Stored dataset items:
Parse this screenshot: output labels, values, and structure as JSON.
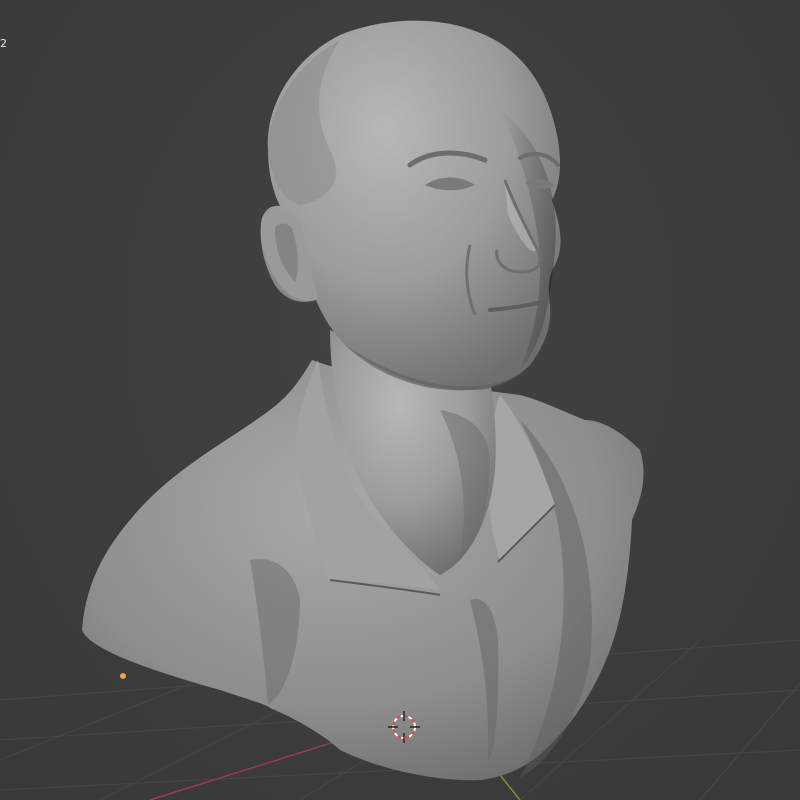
{
  "viewport": {
    "overlay_text": "2",
    "colors": {
      "background": "#3d3d3d",
      "grid": "#474747",
      "x_axis": "#9a3c48",
      "y_axis": "#6f9a2a",
      "model": "#9e9e9e",
      "origin_dot": "#f2a24a",
      "cursor_red": "#e04a4a",
      "cursor_white": "#ffffff"
    },
    "objects": {
      "model_name": "bust-sculpt",
      "light_marker": "orange-origin-dot",
      "cursor": "3d-cursor-icon"
    }
  }
}
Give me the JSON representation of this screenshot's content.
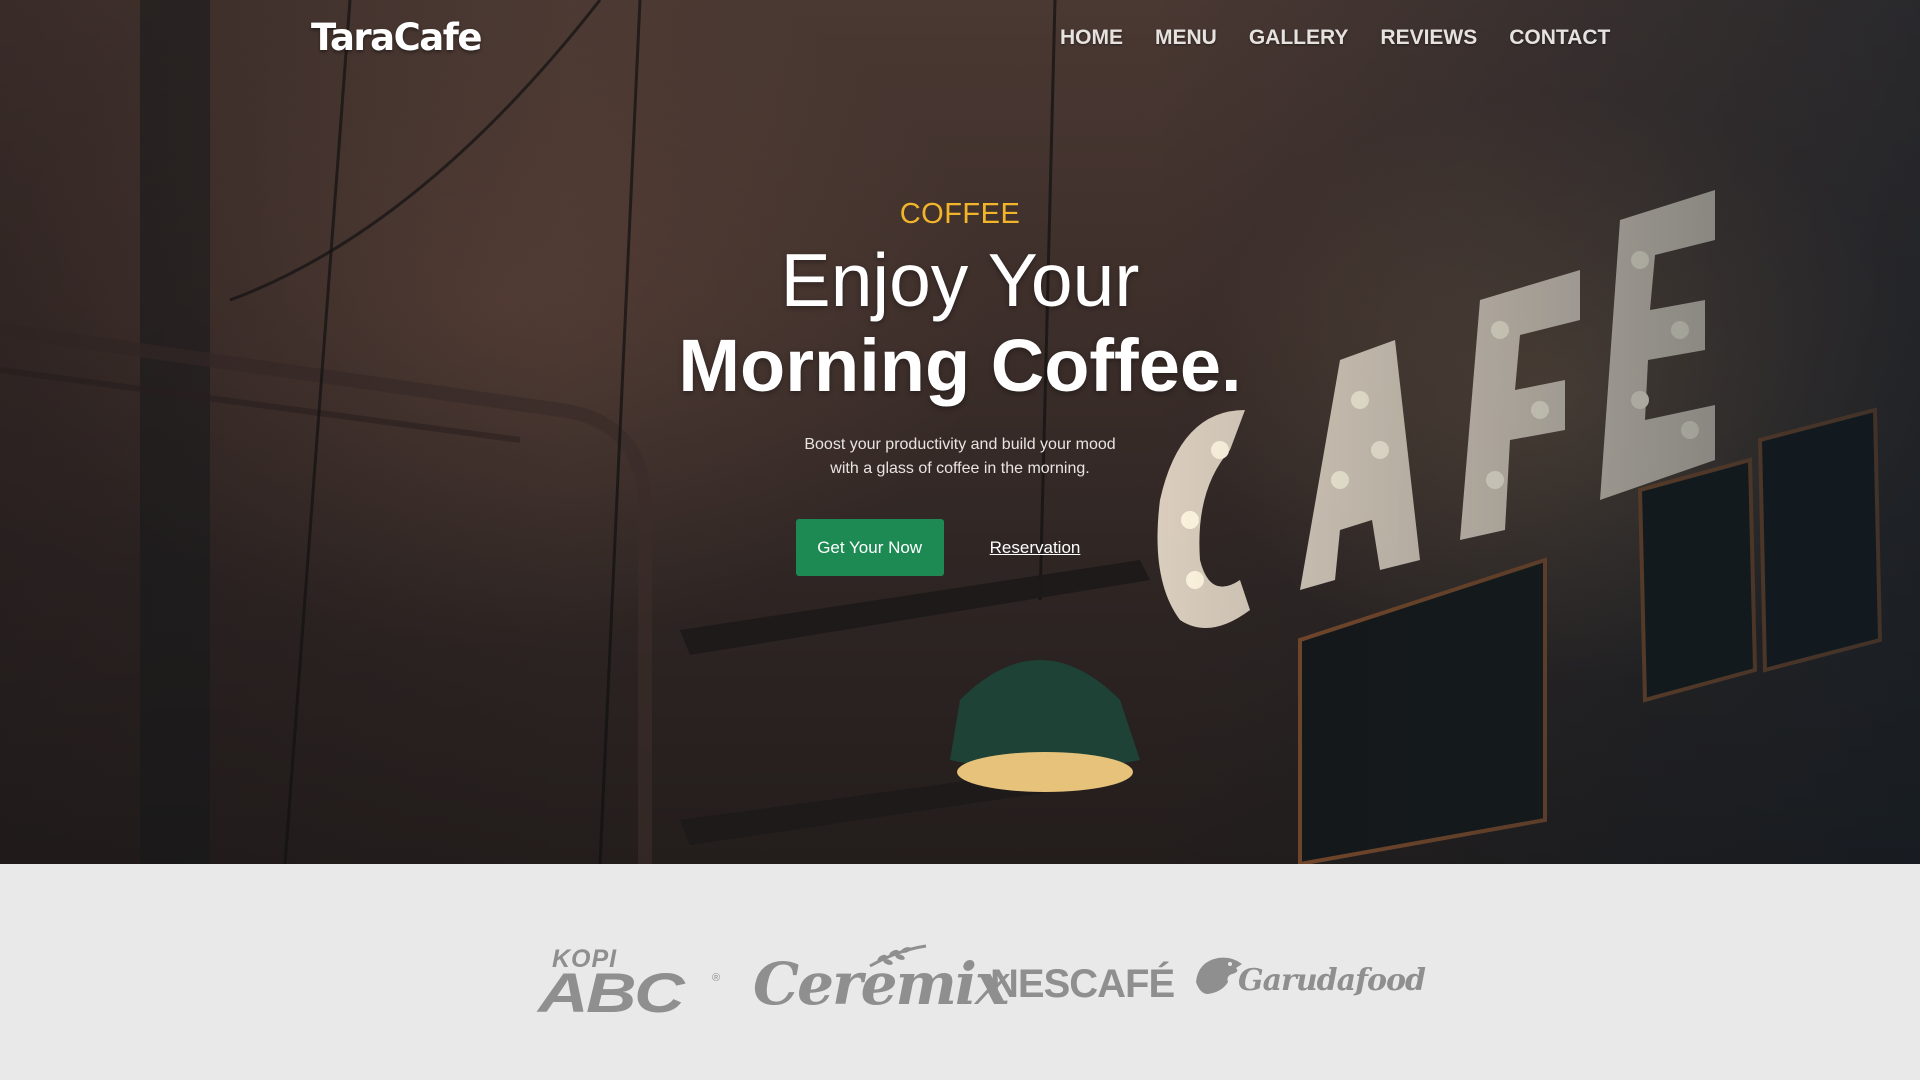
{
  "brand": {
    "name": "TaraCafe"
  },
  "nav": {
    "items": [
      {
        "label": "HOME"
      },
      {
        "label": "MENU"
      },
      {
        "label": "GALLERY"
      },
      {
        "label": "REVIEWS"
      },
      {
        "label": "CONTACT"
      }
    ]
  },
  "hero": {
    "eyebrow": "COFFEE",
    "headline_line1": "Enjoy Your",
    "headline_line2": "Morning Coffee.",
    "subtext": "Boost your productivity and build your mood with a glass of coffee in the morning.",
    "primary_button": "Get Your Now",
    "secondary_link": "Reservation",
    "colors": {
      "accent": "#f2b52a",
      "button": "#1e8a53"
    },
    "background_sign_text": "CAFE"
  },
  "partners": {
    "logos": [
      {
        "name": "KOPI ABC",
        "line1": "KOPI",
        "line2": "ABC",
        "mark": "®"
      },
      {
        "name": "Ceremix",
        "text": "Ceremix"
      },
      {
        "name": "NESCAFÉ",
        "text": "NESCAFÉ"
      },
      {
        "name": "Garudafood",
        "text": "Garudafood",
        "icon": "garuda-bird-icon"
      }
    ]
  }
}
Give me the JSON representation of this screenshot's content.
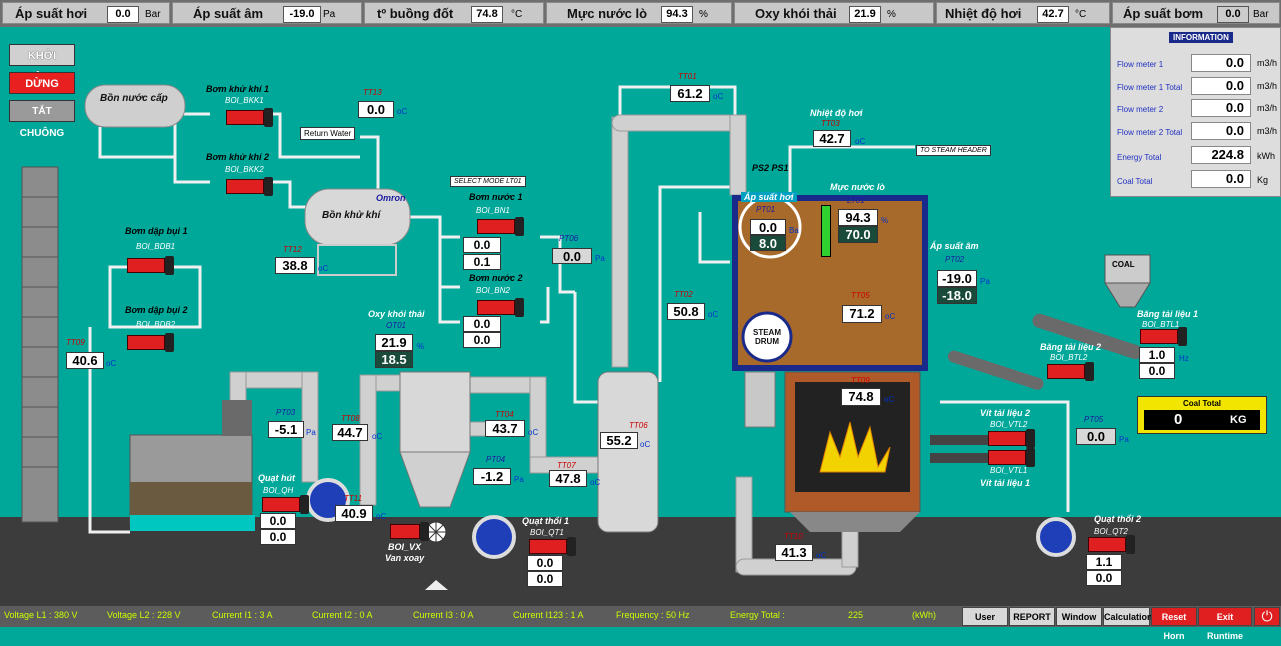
{
  "topbar": {
    "steam_pressure": {
      "label": "Áp suất hơi",
      "value": "0.0",
      "unit": "Bar"
    },
    "negative_pressure": {
      "label": "Áp suất âm",
      "value": "-19.0",
      "unit": "Pa"
    },
    "chamber_temp": {
      "label": "tº buồng đốt",
      "value": "74.8",
      "unit": "°C"
    },
    "water_level": {
      "label": "Mực nước lò",
      "value": "94.3",
      "unit": "%"
    },
    "oxy": {
      "label": "Oxy khói thải",
      "value": "21.9",
      "unit": "%"
    },
    "steam_temp": {
      "label": "Nhiệt độ hơi",
      "value": "42.7",
      "unit": "°C"
    },
    "pump_pressure": {
      "label": "Áp suất bơm",
      "value": "0.0",
      "unit": "Bar"
    }
  },
  "controls": {
    "start": "KHỞI ĐỘNG",
    "stop": "DỪNG",
    "mute": "TẮT CHUÔNG"
  },
  "info": {
    "title": "INFORMATION",
    "rows": [
      {
        "label": "Flow meter 1",
        "value": "0.0",
        "unit": "m3/h"
      },
      {
        "label": "Flow meter 1 Total",
        "value": "0.0",
        "unit": "m3/h"
      },
      {
        "label": "Flow meter 2",
        "value": "0.0",
        "unit": "m3/h"
      },
      {
        "label": "Flow meter 2 Total",
        "value": "0.0",
        "unit": "m3/h"
      },
      {
        "label": "Energy Total",
        "value": "224.8",
        "unit": "kWh"
      },
      {
        "label": "Coal Total",
        "value": "0.0",
        "unit": "Kg"
      }
    ]
  },
  "equipment": {
    "feed_tank": "Bồn nước cấp",
    "deaerator": "Bồn khử khí",
    "omron": "Omron",
    "return_water": "Return Water",
    "select_mode": "SELECT MODE LT01",
    "to_steam_header": "TO STEAM HEADER",
    "steam_drum": "STEAM DRUM",
    "coal": "COAL"
  },
  "pumps": {
    "bkk1": {
      "name": "Bơm khử khí 1",
      "tag": "BOI_BKK1"
    },
    "bkk2": {
      "name": "Bơm khử khí 2",
      "tag": "BOI_BKK2"
    },
    "bdb1": {
      "name": "Bơm dập bụi 1",
      "tag": "BOI_BDB1"
    },
    "bdb2": {
      "name": "Bơm dập bụi 2",
      "tag": "BOI_BDB2"
    },
    "bn1": {
      "name": "Bơm nước 1",
      "tag": "BOI_BN1",
      "v1": "0.0",
      "v2": "0.1"
    },
    "bn2": {
      "name": "Bơm nước 2",
      "tag": "BOI_BN2",
      "v1": "0.0",
      "v2": "0.0"
    }
  },
  "sensors": {
    "tt13": {
      "tag": "TT13",
      "value": "0.0",
      "unit": "oC"
    },
    "tt12": {
      "tag": "TT12",
      "value": "38.8",
      "unit": "oC"
    },
    "tt01": {
      "tag": "TT01",
      "value": "61.2",
      "unit": "oC"
    },
    "tt09": {
      "tag": "TT09",
      "value": "40.6",
      "unit": "oC"
    },
    "pt06": {
      "tag": "PT06",
      "value": "0.0",
      "unit": "Pa"
    },
    "tt02": {
      "tag": "TT02",
      "value": "50.8",
      "unit": "oC"
    },
    "tt03": {
      "tag": "TT03",
      "value": "42.7",
      "unit": "oC"
    },
    "steam_temp_label": "Nhiệt độ hơi",
    "pt03": {
      "tag": "PT03",
      "value": "-5.1",
      "unit": "Pa"
    },
    "tt08": {
      "tag": "TT08",
      "value": "44.7",
      "unit": "oC"
    },
    "tt04": {
      "tag": "TT04",
      "value": "43.7",
      "unit": "oC"
    },
    "pt04": {
      "tag": "PT04",
      "value": "-1.2",
      "unit": "Pa"
    },
    "tt07": {
      "tag": "TT07",
      "value": "47.8",
      "unit": "oC"
    },
    "tt06": {
      "tag": "TT06",
      "value": "55.2",
      "unit": "oC"
    },
    "tt11": {
      "tag": "TT11",
      "value": "40.9",
      "unit": "oC"
    },
    "tt10": {
      "tag": "TT10",
      "value": "41.3",
      "unit": "oC"
    },
    "tt05": {
      "tag": "TT05",
      "value": "71.2",
      "unit": "oC"
    },
    "tt09b": {
      "tag": "TT09",
      "value": "74.8",
      "unit": "oC"
    },
    "pt05": {
      "tag": "PT05",
      "value": "0.0",
      "unit": "Pa"
    }
  },
  "oxy_sensor": {
    "name": "Oxy khói thải",
    "tag": "OT01",
    "value1": "21.9",
    "value2": "18.5",
    "unit": "%"
  },
  "drum": {
    "pt01": {
      "title": "Áp suất hơi",
      "tag": "PT01",
      "v1": "0.0",
      "v2": "8.0",
      "unit": "Ba"
    },
    "ps": "PS2 PS1",
    "lt01": {
      "title": "Mực nước lò",
      "tag": "LT01",
      "v1": "94.3",
      "v2": "70.0",
      "unit": "%"
    },
    "pt02": {
      "title": "Áp suất âm",
      "tag": "PT02",
      "v1": "-19.0",
      "v2": "-18.0",
      "unit": "Pa"
    }
  },
  "fans": {
    "qh": {
      "name": "Quạt hút",
      "tag": "BOI_QH",
      "v1": "0.0",
      "v2": "0.0"
    },
    "qt1": {
      "name": "Quạt thổi 1",
      "tag": "BOI_QT1",
      "v1": "0.0",
      "v2": "0.0"
    },
    "qt2": {
      "name": "Quạt thổi 2",
      "tag": "BOI_QT2",
      "v1": "1.1",
      "v2": "0.0"
    }
  },
  "valve": {
    "tag": "BOI_VX",
    "name": "Van xoay"
  },
  "conveyors": {
    "btl1": {
      "name": "Băng tải liệu 1",
      "tag": "BOI_BTL1",
      "v1": "1.0",
      "v2": "0.0",
      "unit": "Hz"
    },
    "btl2": {
      "name": "Băng tải liệu 2",
      "tag": "BOI_BTL2"
    },
    "vtl2": {
      "name": "Vít tải liệu 2",
      "tag": "BOI_VTL2"
    },
    "vtl1": {
      "name": "Vít tải liệu 1",
      "tag": "BOI_VTL1"
    }
  },
  "coal_total": {
    "title": "Coal Total",
    "value": "0",
    "unit": "KG"
  },
  "bottombar": {
    "items": [
      "Voltage L1 :  380  V",
      "Voltage L2 :  228  V",
      "Current I1 :   3    A",
      "Current I2 :   0    A",
      "Current I3 :   0    A",
      "Current I123 :  1    A",
      "Frequency :  50  Hz",
      "Energy Total :",
      "225",
      "(kWh)"
    ],
    "buttons": [
      "User",
      "REPORT",
      "Window",
      "Calculation",
      "Reset Horn",
      "Exit Runtime"
    ]
  },
  "colors": {
    "background": "#00a89a",
    "alarm": "#e02020",
    "accent_blue": "#0033cc"
  }
}
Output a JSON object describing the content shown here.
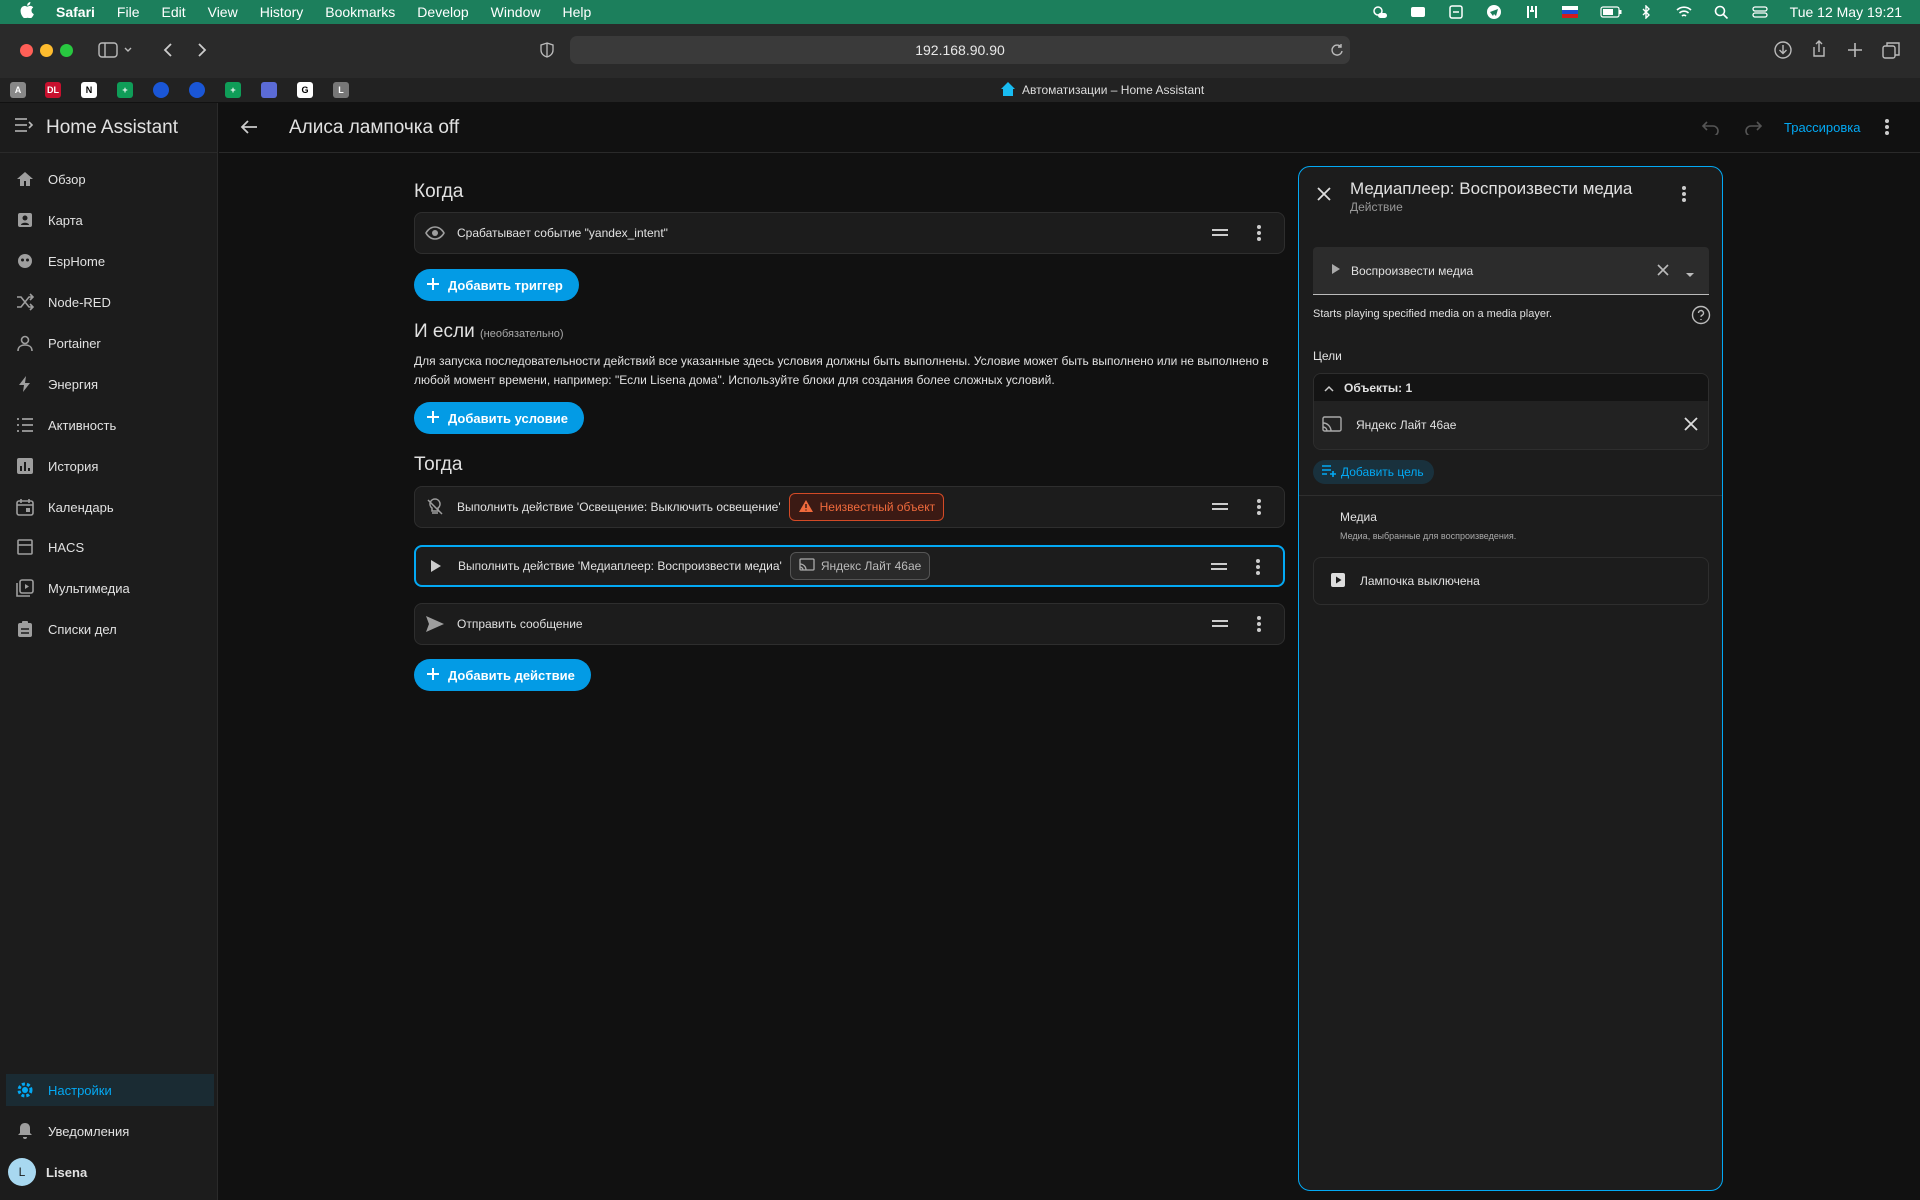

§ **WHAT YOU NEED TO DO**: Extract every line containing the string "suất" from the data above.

§ **TASK OUTPUT**:
      "label": "Áp suất hơi",
      "label": "Áp suất âm",
      "label": "Áp suất bơm",
      "title": "Áp suất hơi",
      "title": "Áp suất âm",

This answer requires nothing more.